|Title||The deepest mitochondrial genome sequenced from Mariana Trench Hirondellea gigas (Amphipoda)|
|Publication Type||Journal Article|
|Year of Publication||2016|
|Authors||Lan Y., Sun J., Bartlett DH, Rouse GW, Tabata H.G, Qian PY|
|Journal||Mitochondrial DNA Part B-Resources|
|Type of Article||Article|
|Keywords||amphipod; Challenger Deep; Hirondellea gigas; Mitogenome; phylogeny|
Hirondellea gigas is an amphipod that is a dominant animal resident living in the Challenger Deep (similar to 11,000m depth) of the Mariana Trench, which is the world deepest point in the ocean. Here we report a nearly complete mitochondrial genome of H. gigas, the world deepest mitogenome.
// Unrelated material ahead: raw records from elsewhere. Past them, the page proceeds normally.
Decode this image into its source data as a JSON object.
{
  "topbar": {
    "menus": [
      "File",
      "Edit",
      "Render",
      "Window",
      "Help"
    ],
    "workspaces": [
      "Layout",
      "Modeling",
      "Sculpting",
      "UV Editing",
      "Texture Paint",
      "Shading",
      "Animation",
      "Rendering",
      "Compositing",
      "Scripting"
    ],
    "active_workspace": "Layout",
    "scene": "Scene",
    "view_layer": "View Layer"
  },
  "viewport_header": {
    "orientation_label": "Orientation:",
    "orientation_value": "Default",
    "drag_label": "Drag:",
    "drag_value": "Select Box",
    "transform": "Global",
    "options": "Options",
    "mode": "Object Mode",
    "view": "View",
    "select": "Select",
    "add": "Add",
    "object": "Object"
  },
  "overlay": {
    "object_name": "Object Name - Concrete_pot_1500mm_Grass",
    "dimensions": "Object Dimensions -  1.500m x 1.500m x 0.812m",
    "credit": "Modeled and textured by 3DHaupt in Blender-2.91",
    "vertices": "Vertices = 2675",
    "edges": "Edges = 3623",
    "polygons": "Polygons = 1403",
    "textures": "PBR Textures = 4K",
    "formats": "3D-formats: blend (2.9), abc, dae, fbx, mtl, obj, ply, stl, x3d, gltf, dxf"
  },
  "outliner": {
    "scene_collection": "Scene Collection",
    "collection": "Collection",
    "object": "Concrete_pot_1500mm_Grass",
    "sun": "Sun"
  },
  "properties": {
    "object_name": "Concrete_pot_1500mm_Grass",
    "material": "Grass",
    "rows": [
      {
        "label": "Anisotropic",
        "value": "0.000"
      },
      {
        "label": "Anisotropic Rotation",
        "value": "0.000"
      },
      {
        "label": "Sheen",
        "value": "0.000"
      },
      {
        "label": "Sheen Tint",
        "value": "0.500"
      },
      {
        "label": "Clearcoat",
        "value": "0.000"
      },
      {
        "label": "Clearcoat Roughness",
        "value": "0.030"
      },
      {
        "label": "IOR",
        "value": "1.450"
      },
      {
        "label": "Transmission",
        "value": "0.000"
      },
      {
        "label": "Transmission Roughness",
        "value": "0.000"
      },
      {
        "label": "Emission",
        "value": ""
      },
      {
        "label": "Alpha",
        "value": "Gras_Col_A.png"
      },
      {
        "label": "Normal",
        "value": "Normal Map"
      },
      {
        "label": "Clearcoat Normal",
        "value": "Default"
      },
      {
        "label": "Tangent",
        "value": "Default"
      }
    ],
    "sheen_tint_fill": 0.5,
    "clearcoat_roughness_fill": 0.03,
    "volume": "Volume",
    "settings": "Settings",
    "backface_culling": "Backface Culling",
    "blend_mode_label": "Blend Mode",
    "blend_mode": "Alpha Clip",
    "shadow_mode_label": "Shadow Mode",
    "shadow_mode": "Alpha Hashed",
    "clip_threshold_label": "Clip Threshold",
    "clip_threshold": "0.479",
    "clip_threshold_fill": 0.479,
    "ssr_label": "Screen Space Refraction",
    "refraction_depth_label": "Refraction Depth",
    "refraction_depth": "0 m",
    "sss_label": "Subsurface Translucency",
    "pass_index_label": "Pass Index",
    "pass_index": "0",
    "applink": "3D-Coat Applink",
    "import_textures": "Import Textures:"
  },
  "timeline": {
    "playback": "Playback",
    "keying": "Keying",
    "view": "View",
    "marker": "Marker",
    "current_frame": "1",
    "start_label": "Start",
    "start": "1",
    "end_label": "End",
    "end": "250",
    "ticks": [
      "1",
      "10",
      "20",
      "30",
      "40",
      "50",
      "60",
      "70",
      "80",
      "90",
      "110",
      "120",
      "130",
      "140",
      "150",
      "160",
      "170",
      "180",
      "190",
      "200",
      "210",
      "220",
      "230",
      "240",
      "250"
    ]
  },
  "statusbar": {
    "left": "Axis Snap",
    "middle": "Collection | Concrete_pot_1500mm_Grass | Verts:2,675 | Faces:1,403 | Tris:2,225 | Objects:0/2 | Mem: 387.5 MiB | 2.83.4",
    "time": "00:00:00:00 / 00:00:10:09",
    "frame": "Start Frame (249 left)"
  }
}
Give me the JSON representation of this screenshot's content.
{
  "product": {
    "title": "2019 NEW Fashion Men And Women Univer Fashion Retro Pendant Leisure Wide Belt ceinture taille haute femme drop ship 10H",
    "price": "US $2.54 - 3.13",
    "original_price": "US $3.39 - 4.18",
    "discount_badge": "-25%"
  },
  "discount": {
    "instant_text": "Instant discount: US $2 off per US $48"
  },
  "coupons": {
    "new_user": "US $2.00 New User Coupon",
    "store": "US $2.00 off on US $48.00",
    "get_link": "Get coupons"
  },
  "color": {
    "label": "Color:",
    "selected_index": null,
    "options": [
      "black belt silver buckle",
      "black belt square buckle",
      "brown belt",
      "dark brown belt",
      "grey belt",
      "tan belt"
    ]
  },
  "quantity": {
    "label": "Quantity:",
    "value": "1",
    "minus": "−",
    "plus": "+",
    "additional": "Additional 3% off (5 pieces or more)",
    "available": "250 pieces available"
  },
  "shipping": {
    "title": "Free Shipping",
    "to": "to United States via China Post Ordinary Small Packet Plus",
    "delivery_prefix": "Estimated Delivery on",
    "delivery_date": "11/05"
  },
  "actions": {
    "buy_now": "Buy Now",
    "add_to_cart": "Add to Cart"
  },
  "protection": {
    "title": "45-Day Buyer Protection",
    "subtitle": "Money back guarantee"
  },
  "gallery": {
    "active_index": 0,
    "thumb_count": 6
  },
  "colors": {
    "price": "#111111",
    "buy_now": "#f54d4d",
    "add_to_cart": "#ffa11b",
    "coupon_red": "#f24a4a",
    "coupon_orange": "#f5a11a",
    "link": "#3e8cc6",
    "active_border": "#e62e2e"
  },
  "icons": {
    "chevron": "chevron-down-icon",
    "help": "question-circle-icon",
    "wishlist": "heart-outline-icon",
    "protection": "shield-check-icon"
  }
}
The genome consists of two contigs with lengths of 8,603 bp and 6,984 bp, respectively, and it includes 13 complete protein-coding genes, 2 rRNA genes, and 21 tRNA genes. The ends of both contigs are highly repetitive and AT rich. The gene order of H. gigas is similar to another amphipod (Onisimus nanseni) in the same superfamily, Lysianassoidea. Phylogenetic analysis showed that Lysianassoidea is grouped with Gammaroidea and Calliopioidea in the same clade. Our result also suggested that the H. gigas collected from Izu-Bonin Trench and Japan Trench are indeed the same species as those from the Mariana Trench. These results will contribute to a better understanding of the phylogeny of amphipod and other hadal species.